● Extracted information
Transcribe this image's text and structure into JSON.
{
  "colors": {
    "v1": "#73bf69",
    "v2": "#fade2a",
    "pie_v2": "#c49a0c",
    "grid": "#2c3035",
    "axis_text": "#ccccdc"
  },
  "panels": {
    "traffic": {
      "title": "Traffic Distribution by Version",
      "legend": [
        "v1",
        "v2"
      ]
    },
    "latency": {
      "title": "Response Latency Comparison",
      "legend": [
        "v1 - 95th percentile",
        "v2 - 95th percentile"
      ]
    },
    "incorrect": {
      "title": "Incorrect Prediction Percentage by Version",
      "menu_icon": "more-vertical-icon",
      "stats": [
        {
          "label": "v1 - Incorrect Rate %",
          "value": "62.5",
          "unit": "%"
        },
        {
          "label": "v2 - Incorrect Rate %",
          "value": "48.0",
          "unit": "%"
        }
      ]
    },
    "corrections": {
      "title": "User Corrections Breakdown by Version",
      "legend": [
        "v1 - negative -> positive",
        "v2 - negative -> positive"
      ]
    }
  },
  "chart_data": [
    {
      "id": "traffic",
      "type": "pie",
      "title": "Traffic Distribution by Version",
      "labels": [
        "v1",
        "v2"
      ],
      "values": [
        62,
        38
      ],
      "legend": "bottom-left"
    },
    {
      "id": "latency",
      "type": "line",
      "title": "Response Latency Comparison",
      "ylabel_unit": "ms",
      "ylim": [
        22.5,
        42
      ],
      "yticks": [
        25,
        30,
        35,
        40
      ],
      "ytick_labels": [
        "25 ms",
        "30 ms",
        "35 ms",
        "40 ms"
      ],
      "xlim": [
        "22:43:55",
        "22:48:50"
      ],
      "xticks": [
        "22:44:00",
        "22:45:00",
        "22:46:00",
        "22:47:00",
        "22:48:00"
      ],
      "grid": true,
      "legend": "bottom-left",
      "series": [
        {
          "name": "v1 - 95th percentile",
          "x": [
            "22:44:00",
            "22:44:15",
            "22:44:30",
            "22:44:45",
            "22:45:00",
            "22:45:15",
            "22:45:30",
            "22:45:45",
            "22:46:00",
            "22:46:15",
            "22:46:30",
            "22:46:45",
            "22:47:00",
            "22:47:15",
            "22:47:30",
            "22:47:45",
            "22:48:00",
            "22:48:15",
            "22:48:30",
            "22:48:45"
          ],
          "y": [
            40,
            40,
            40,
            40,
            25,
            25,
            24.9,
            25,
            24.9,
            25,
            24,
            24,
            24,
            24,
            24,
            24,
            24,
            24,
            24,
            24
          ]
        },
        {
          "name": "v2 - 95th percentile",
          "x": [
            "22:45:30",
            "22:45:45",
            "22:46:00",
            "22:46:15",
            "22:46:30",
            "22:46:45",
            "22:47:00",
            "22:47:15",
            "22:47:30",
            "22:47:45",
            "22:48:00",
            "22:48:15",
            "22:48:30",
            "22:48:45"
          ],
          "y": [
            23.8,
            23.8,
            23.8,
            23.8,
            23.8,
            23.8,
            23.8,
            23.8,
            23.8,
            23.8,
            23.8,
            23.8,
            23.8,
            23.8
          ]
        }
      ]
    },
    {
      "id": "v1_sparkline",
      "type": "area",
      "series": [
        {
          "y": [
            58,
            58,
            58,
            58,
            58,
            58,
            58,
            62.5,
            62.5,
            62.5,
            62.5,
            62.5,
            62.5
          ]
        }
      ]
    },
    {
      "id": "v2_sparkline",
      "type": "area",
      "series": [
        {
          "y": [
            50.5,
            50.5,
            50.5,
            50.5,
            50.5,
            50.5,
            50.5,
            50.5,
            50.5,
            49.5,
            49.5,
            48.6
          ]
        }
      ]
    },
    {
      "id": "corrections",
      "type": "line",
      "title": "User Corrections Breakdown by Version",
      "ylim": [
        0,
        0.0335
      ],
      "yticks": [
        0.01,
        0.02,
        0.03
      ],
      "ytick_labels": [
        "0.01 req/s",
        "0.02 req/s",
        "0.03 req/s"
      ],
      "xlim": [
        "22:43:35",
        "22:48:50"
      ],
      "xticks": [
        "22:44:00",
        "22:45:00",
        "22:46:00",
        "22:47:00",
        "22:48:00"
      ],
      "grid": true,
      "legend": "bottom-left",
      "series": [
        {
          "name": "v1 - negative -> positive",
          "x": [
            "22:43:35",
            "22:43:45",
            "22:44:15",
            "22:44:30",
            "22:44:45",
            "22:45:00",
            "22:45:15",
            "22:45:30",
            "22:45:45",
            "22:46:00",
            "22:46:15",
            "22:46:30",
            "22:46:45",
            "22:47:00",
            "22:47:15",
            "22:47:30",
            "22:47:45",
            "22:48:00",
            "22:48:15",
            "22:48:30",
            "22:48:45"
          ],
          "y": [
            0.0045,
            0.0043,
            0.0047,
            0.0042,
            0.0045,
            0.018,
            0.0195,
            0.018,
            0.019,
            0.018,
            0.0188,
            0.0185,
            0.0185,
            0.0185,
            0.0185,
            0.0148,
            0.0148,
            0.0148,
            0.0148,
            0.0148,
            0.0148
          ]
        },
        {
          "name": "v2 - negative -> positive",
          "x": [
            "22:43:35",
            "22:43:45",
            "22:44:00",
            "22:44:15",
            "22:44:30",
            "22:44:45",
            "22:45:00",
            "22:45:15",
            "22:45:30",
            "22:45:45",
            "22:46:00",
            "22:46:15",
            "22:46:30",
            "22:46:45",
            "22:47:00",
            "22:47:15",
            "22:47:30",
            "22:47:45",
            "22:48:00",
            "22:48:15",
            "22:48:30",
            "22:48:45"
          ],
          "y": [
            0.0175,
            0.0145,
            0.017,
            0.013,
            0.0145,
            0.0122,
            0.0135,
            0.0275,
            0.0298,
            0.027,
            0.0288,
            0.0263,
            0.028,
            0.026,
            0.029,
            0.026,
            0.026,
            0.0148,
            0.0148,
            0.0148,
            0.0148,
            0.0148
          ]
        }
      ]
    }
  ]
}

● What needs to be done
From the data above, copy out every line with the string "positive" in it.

● Result for this task
        "v1 - negative -> positive",
        "v2 - negative -> positive"
          "name": "v1 - negative -> positive",
          "name": "v2 - negative -> positive",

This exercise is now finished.